(Records contained in a dataset)
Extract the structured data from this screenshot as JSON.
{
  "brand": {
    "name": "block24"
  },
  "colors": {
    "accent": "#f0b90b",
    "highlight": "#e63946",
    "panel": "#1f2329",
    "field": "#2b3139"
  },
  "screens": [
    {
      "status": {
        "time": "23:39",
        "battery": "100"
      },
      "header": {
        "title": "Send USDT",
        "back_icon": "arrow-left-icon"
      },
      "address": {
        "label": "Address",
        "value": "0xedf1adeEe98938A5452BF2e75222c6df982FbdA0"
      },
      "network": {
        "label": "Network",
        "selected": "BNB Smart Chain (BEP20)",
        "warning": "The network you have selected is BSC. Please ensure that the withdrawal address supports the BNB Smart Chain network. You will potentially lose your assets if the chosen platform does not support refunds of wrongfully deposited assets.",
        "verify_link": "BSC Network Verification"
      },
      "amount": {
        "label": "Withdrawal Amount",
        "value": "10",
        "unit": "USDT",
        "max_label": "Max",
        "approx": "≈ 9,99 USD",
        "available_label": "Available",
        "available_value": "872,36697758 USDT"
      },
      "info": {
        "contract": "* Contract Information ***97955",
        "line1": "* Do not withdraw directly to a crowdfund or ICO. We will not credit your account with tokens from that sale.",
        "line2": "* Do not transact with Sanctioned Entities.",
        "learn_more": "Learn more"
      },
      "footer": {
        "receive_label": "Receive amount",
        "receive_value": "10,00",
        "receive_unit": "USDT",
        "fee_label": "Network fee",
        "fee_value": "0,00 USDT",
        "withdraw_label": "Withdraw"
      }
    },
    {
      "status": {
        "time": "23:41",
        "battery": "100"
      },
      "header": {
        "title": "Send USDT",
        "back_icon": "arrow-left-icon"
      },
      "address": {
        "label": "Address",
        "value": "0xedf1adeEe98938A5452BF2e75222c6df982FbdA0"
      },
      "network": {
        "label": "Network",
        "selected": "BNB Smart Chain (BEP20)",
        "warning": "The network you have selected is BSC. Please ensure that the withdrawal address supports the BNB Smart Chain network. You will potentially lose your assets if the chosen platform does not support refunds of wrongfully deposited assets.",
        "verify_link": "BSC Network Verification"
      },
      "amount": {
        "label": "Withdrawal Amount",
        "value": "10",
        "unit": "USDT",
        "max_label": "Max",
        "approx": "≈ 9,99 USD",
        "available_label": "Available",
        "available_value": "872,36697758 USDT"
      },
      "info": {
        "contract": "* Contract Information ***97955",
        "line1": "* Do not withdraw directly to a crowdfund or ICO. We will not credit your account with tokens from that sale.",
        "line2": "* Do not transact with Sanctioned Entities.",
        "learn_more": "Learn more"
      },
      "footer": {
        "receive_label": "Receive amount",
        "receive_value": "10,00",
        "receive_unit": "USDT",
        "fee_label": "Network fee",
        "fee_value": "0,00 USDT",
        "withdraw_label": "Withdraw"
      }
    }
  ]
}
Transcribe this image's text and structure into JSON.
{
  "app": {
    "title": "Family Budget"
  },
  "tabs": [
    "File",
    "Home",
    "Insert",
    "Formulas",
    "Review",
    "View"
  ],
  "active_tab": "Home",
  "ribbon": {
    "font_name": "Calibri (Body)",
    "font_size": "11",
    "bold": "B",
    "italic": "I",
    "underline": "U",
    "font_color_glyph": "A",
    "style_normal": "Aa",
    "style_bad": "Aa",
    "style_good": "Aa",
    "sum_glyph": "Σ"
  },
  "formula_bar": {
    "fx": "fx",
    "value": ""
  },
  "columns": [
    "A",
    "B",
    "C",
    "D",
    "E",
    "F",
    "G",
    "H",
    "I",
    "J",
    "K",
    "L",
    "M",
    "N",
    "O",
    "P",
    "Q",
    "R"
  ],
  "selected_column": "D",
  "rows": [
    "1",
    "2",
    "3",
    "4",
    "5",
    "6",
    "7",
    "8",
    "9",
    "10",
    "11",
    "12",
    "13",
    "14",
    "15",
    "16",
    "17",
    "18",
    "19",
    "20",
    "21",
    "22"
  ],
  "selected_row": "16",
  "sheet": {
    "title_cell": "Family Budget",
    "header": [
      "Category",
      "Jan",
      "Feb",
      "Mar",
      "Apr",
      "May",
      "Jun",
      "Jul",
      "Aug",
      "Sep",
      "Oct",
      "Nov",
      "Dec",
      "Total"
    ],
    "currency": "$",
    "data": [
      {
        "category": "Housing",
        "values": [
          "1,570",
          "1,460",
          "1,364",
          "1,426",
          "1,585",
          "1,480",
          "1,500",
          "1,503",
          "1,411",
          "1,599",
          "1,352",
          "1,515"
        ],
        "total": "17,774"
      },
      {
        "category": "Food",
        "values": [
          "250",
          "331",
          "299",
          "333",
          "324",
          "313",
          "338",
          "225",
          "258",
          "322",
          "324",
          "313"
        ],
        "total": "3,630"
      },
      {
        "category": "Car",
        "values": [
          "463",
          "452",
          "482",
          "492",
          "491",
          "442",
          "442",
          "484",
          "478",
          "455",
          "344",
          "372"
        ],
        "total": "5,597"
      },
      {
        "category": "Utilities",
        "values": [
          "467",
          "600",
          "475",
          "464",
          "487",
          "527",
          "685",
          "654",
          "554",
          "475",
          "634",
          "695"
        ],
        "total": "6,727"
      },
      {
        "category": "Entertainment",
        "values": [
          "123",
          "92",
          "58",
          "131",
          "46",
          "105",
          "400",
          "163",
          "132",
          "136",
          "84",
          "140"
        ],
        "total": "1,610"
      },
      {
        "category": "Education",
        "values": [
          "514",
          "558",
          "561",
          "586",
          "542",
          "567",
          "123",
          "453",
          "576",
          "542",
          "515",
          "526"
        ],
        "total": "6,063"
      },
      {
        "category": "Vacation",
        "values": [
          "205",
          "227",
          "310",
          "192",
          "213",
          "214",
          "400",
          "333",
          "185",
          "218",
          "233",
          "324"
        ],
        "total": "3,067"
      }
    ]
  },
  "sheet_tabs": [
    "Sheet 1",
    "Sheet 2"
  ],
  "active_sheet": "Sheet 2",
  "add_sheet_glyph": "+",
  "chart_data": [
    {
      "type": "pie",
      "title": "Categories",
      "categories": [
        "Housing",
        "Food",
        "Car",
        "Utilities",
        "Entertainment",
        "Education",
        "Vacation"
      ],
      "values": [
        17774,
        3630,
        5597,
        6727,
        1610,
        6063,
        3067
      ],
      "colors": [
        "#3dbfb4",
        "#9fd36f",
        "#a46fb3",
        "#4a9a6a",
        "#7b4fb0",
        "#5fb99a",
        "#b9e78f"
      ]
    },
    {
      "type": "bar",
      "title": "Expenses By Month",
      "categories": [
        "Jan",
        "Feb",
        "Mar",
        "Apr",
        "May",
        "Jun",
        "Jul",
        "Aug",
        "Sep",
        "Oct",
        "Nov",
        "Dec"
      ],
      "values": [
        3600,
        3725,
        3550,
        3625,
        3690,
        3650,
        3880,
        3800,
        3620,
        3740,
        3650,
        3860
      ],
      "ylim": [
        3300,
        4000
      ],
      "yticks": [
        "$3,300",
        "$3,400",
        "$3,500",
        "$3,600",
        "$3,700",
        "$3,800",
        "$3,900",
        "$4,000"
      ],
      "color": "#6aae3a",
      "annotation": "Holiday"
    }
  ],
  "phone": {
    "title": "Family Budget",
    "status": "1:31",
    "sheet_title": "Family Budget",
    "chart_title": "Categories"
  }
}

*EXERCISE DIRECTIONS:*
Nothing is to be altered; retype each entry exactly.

*ANSWER TO THIS PROBLEM:*
Extract the structured data from this screenshot as JSON.
{
  "brand": {
    "name": "block24"
  },
  "colors": {
    "accent": "#f0b90b",
    "highlight": "#e63946",
    "panel": "#1f2329",
    "field": "#2b3139"
  },
  "screens": [
    {
      "status": {
        "time": "23:39",
        "battery": "100"
      },
      "header": {
        "title": "Send USDT",
        "back_icon": "arrow-left-icon"
      },
      "address": {
        "label": "Address",
        "value": "0xedf1adeEe98938A5452BF2e75222c6df982FbdA0"
      },
      "network": {
        "label": "Network",
        "selected": "BNB Smart Chain (BEP20)",
        "warning": "The network you have selected is BSC. Please ensure that the withdrawal address supports the BNB Smart Chain network. You will potentially lose your assets if the chosen platform does not support refunds of wrongfully deposited assets.",
        "verify_link": "BSC Network Verification"
      },
      "amount": {
        "label": "Withdrawal Amount",
        "value": "10",
        "unit": "USDT",
        "max_label": "Max",
        "approx": "≈ 9,99 USD",
        "available_label": "Available",
        "available_value": "872,36697758 USDT"
      },
      "info": {
        "contract": "* Contract Information ***97955",
        "line1": "* Do not withdraw directly to a crowdfund or ICO. We will not credit your account with tokens from that sale.",
        "line2": "* Do not transact with Sanctioned Entities.",
        "learn_more": "Learn more"
      },
      "footer": {
        "receive_label": "Receive amount",
        "receive_value": "10,00",
        "receive_unit": "USDT",
        "fee_label": "Network fee",
        "fee_value": "0,00 USDT",
        "withdraw_label": "Withdraw"
      }
    },
    {
      "status": {
        "time": "23:41",
        "battery": "100"
      },
      "header": {
        "title": "Send USDT",
        "back_icon": "arrow-left-icon"
      },
      "address": {
        "label": "Address",
        "value": "0xedf1adeEe98938A5452BF2e75222c6df982FbdA0"
      },
      "network": {
        "label": "Network",
        "selected": "BNB Smart Chain (BEP20)",
        "warning": "The network you have selected is BSC. Please ensure that the withdrawal address supports the BNB Smart Chain network. You will potentially lose your assets if the chosen platform does not support refunds of wrongfully deposited assets.",
        "verify_link": "BSC Network Verification"
      },
      "amount": {
        "label": "Withdrawal Amount",
        "value": "10",
        "unit": "USDT",
        "max_label": "Max",
        "approx": "≈ 9,99 USD",
        "available_label": "Available",
        "available_value": "872,36697758 USDT"
      },
      "info": {
        "contract": "* Contract Information ***97955",
        "line1": "* Do not withdraw directly to a crowdfund or ICO. We will not credit your account with tokens from that sale.",
        "line2": "* Do not transact with Sanctioned Entities.",
        "learn_more": "Learn more"
      },
      "footer": {
        "receive_label": "Receive amount",
        "receive_value": "10,00",
        "receive_unit": "USDT",
        "fee_label": "Network fee",
        "fee_value": "0,00 USDT",
        "withdraw_label": "Withdraw"
      }
    }
  ]
}
Transcribe this image's text and structure into JSON.
{
  "app": {
    "title": "Family Budget"
  },
  "tabs": [
    "File",
    "Home",
    "Insert",
    "Formulas",
    "Review",
    "View"
  ],
  "active_tab": "Home",
  "ribbon": {
    "font_name": "Calibri (Body)",
    "font_size": "11",
    "bold": "B",
    "italic": "I",
    "underline": "U",
    "font_color_glyph": "A",
    "style_normal": "Aa",
    "style_bad": "Aa",
    "style_good": "Aa",
    "sum_glyph": "Σ"
  },
  "formula_bar": {
    "fx": "fx",
    "value": ""
  },
  "columns": [
    "A",
    "B",
    "C",
    "D",
    "E",
    "F",
    "G",
    "H",
    "I",
    "J",
    "K",
    "L",
    "M",
    "N",
    "O",
    "P",
    "Q",
    "R"
  ],
  "selected_column": "D",
  "rows": [
    "1",
    "2",
    "3",
    "4",
    "5",
    "6",
    "7",
    "8",
    "9",
    "10",
    "11",
    "12",
    "13",
    "14",
    "15",
    "16",
    "17",
    "18",
    "19",
    "20",
    "21",
    "22"
  ],
  "selected_row": "16",
  "sheet": {
    "title_cell": "Family Budget",
    "header": [
      "Category",
      "Jan",
      "Feb",
      "Mar",
      "Apr",
      "May",
      "Jun",
      "Jul",
      "Aug",
      "Sep",
      "Oct",
      "Nov",
      "Dec",
      "Total"
    ],
    "currency": "$",
    "data": [
      {
        "category": "Housing",
        "values": [
          "1,570",
          "1,460",
          "1,364",
          "1,426",
          "1,585",
          "1,480",
          "1,500",
          "1,503",
          "1,411",
          "1,599",
          "1,352",
          "1,515"
        ],
        "total": "17,774"
      },
      {
        "category": "Food",
        "values": [
          "250",
          "331",
          "299",
          "333",
          "324",
          "313",
          "338",
          "225",
          "258",
          "322",
          "324",
          "313"
        ],
        "total": "3,630"
      },
      {
        "category": "Car",
        "values": [
          "463",
          "452",
          "482",
          "492",
          "491",
          "442",
          "442",
          "484",
          "478",
          "455",
          "344",
          "372"
        ],
        "total": "5,597"
      },
      {
        "category": "Utilities",
        "values": [
          "467",
          "600",
          "475",
          "464",
          "487",
          "527",
          "685",
          "654",
          "554",
          "475",
          "634",
          "695"
        ],
        "total": "6,727"
      },
      {
        "category": "Entertainment",
        "values": [
          "123",
          "92",
          "58",
          "131",
          "46",
          "105",
          "400",
          "163",
          "132",
          "136",
          "84",
          "140"
        ],
        "total": "1,610"
      },
      {
        "category": "Education",
        "values": [
          "514",
          "558",
          "561",
          "586",
          "542",
          "567",
          "123",
          "453",
          "576",
          "542",
          "515",
          "526"
        ],
        "total": "6,063"
      },
      {
        "category": "Vacation",
        "values": [
          "205",
          "227",
          "310",
          "192",
          "213",
          "214",
          "400",
          "333",
          "185",
          "218",
          "233",
          "324"
        ],
        "total": "3,067"
      }
    ]
  },
  "sheet_tabs": [
    "Sheet 1",
    "Sheet 2"
  ],
  "active_sheet": "Sheet 2",
  "add_sheet_glyph": "+",
  "chart_data": [
    {
      "type": "pie",
      "title": "Categories",
      "categories": [
        "Housing",
        "Food",
        "Car",
        "Utilities",
        "Entertainment",
        "Education",
        "Vacation"
      ],
      "values": [
        17774,
        3630,
        5597,
        6727,
        1610,
        6063,
        3067
      ],
      "colors": [
        "#3dbfb4",
        "#9fd36f",
        "#a46fb3",
        "#4a9a6a",
        "#7b4fb0",
        "#5fb99a",
        "#b9e78f"
      ]
    },
    {
      "type": "bar",
      "title": "Expenses By Month",
      "categories": [
        "Jan",
        "Feb",
        "Mar",
        "Apr",
        "May",
        "Jun",
        "Jul",
        "Aug",
        "Sep",
        "Oct",
        "Nov",
        "Dec"
      ],
      "values": [
        3600,
        3725,
        3550,
        3625,
        3690,
        3650,
        3880,
        3800,
        3620,
        3740,
        3650,
        3860
      ],
      "ylim": [
        3300,
        4000
      ],
      "yticks": [
        "$3,300",
        "$3,400",
        "$3,500",
        "$3,600",
        "$3,700",
        "$3,800",
        "$3,900",
        "$4,000"
      ],
      "color": "#6aae3a",
      "annotation": "Holiday"
    }
  ],
  "phone": {
    "title": "Family Budget",
    "status": "1:31",
    "sheet_title": "Family Budget",
    "chart_title": "Categories"
  }
}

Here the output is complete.